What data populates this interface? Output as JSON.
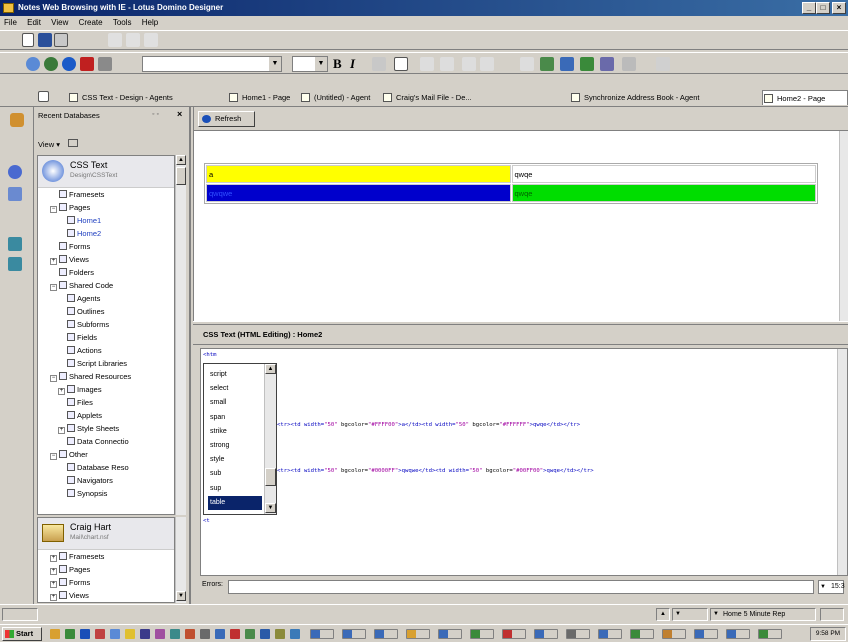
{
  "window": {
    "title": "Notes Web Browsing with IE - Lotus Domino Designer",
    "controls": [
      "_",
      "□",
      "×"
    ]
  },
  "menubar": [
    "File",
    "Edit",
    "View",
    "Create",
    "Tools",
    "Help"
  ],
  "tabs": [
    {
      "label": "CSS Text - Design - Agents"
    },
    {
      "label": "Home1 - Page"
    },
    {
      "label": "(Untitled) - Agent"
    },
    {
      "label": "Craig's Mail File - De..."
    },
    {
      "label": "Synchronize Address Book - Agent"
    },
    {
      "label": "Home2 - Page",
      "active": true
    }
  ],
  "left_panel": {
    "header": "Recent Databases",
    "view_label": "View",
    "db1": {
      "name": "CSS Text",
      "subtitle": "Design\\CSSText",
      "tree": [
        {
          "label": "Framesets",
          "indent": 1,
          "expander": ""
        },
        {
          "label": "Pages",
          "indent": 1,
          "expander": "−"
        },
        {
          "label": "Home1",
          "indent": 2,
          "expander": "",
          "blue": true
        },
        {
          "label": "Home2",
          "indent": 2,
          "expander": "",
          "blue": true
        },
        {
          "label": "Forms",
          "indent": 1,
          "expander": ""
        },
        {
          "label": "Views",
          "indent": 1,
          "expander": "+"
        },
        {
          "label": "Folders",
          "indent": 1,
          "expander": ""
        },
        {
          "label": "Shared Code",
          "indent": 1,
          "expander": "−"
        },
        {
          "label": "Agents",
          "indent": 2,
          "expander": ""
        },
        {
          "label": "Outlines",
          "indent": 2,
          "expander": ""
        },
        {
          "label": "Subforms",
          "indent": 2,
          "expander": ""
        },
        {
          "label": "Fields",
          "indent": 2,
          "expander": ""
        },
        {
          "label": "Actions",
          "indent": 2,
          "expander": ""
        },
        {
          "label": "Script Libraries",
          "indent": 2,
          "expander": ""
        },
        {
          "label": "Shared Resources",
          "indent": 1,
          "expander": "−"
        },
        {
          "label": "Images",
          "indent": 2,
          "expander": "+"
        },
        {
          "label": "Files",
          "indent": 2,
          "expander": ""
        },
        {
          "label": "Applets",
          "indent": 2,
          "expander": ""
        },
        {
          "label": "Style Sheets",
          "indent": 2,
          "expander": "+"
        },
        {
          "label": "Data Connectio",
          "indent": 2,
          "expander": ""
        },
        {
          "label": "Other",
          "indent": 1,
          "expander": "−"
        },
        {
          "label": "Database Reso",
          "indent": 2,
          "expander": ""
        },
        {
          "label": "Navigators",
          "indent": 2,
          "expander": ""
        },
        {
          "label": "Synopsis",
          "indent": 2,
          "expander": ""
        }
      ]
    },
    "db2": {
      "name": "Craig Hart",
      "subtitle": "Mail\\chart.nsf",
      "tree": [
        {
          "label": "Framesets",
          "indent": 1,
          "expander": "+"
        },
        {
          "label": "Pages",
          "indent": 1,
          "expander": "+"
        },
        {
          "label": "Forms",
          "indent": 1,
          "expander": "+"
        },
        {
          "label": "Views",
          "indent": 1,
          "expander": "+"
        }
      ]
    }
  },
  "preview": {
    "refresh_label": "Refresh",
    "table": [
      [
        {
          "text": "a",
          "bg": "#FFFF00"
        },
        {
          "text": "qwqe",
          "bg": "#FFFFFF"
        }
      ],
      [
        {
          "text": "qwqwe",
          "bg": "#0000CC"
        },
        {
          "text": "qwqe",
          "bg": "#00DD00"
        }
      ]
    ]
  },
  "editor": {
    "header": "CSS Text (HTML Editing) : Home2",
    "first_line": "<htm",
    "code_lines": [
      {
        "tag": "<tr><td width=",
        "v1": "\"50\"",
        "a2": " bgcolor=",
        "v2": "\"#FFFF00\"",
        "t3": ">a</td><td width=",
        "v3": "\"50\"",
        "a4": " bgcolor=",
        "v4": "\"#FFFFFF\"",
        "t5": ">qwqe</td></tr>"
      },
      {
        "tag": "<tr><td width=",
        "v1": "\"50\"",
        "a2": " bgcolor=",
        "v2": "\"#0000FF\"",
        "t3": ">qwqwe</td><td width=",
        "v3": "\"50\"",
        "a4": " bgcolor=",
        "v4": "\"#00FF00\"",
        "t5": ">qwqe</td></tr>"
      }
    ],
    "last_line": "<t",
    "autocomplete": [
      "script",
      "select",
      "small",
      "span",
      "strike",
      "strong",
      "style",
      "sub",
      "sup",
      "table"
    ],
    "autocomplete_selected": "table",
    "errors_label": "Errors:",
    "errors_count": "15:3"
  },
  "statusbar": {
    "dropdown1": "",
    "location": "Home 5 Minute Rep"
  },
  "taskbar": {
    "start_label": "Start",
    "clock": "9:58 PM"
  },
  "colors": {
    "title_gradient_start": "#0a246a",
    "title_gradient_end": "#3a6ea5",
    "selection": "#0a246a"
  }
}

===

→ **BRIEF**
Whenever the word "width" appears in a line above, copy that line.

→ **YOUR RESPONSE**
        "tag": "<tr><td width=",
        "t3": ">a</td><td width=",
        "tag": "<tr><td width=",
        "t3": ">qwqwe</td><td width=",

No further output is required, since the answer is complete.